Proposal to Construct Fish Passage Barrier on Lower Akokala Creek
Contact: Denise Germann, 406-888-5838
Contact: Jennifer Lutman, 406-888-7895
WEST GLACIER, MT. - Glacier National Park announces the beginning of public scoping for a proposal to construct a fish passage barrier on lower Akokala Creek, in the vicinity of the Akokala Creek Bridge. The proposed barrier will help protect native fish in the Akokala system from potential invasion by non-native fish species. Public scoping is the first step involving the public in the environmental assessment process.
Akokala Lake lies at the headwaters of the Akokala drainage in the park's North Fork District and supports a small population of bull trout. Genetic testing conducted in 2008 suggests genetically pure westslope cutthroat trout are present in the upper portions of the drainage, including Akokala Lake. Both bull trout and westslope cutthroat trout are native to the park. A direct tributary of the North Fork of the Flathead River, the Akokala drainage is susceptible to invasion by non-native fish, such as lake trout, rainbow trout, and possibly brook trout. Akokala Lake is one of the last bull trout supporting lakes on the west side of the park that is accessible to but has not yet been colonized by lake trout.
Lake trout have already invaded nine of the twelve lakes they are able to access on the west side of the park and are known to have severe detrimental effects on bull trout populations. Rainbow trout are invading North Fork tributaries and threaten westslope cutthroat trout populations with competition and hybridization. Genetic samples collected in 2009 indicate that hybridization between rainbow trout and westslope cutthroat trout is beginning to occur in the lower reaches of Akokala Creek. Brook trout can out-compete westslope cutthroat trout and hybridize with bull trout. While brook trout are not currently known to occur in the North Fork, they are present in tributaries of the Middle Fork and the potential exists for the species to invade the North Fork and its tributaries, including Akokala Creek.
The proposed project area is within the Wild and Scenic River corridor. The Akokala Creek Bridge is a non-contributing resource along the historic North Fork Road.
Two alternatives have been identified to date: 1) Alternative A - construct a fish passage barrier at or near the Akokala Creek Bridge, and 2) Alternative B - do not construct a fish passage barrier at or near the Akokala Creek Bridge (no action).
The public scoping brochure contains additional information about this project and is available on the NPS Planning, Environment, and Public Comment (PEPC) website at www.parkplanning.nps.gov/AkokalaFishBarrier. Comments can be posted to this website or mailed to Superintendent, Glacier National Park, Attn: Akokala Fish Barrier EA, P.O. Box 128, West Glacier, MT, 59936. Comments are due September 4, 2012.
Did You Know?
Lake McDonald is the largest lake in the park with a length of 10 miles and a depth of 472 feet.

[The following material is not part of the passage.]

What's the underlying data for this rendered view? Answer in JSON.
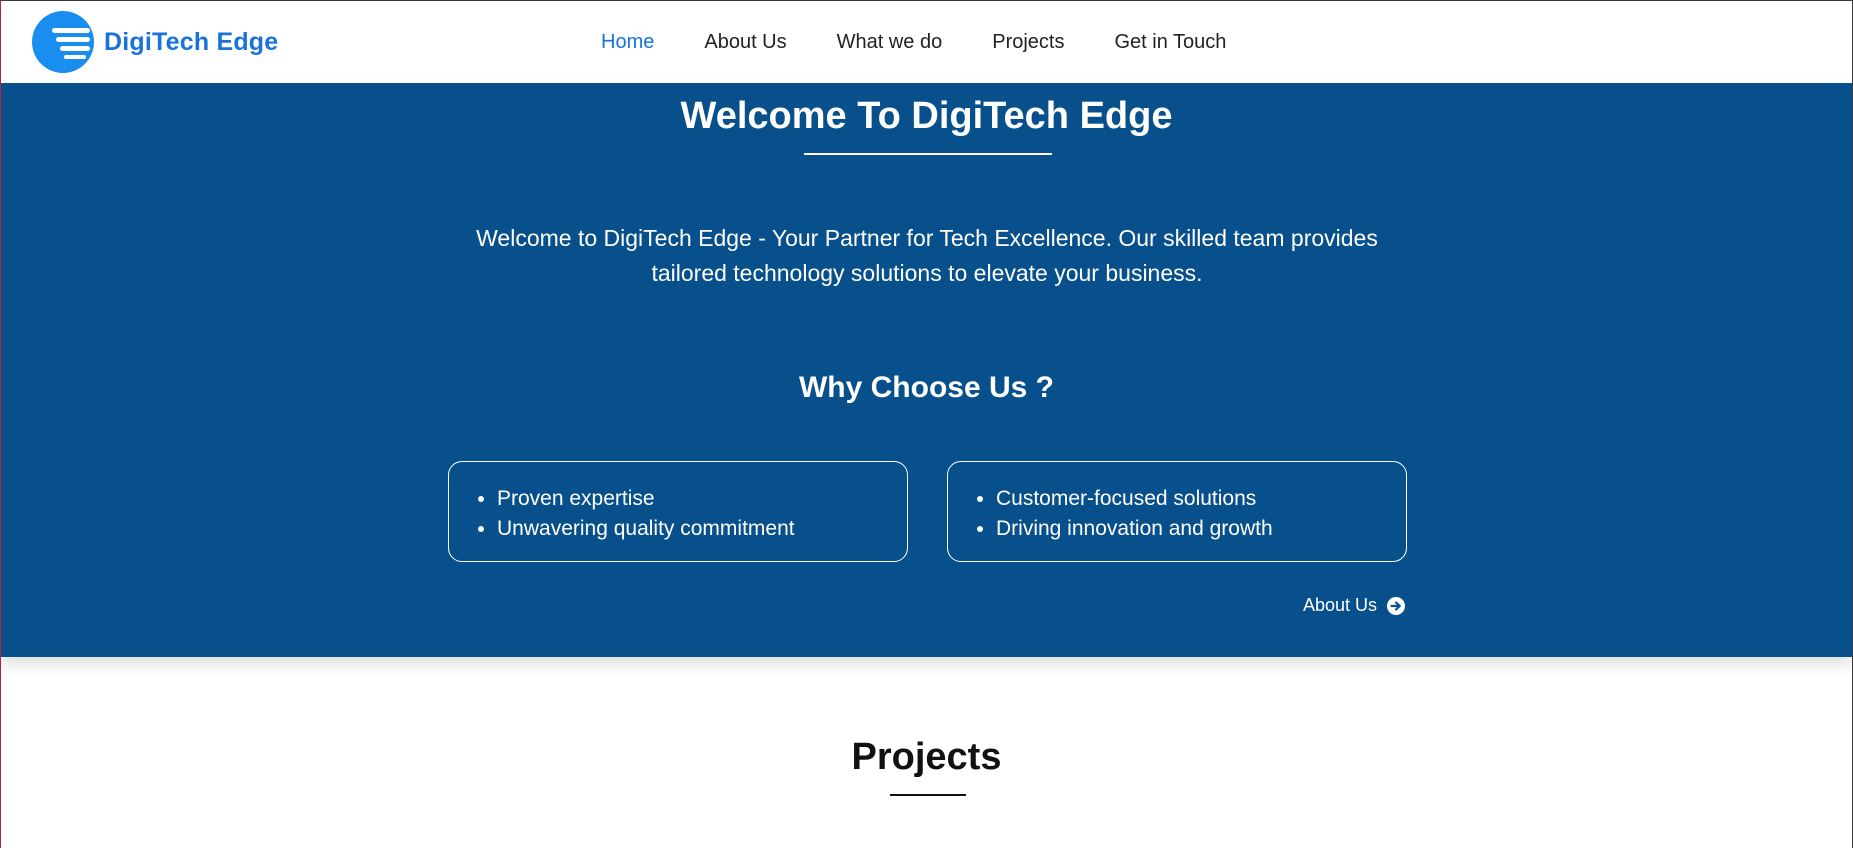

The glacier that carved the Lake McDonald valley is estimated to have been around 2,200 feet thick.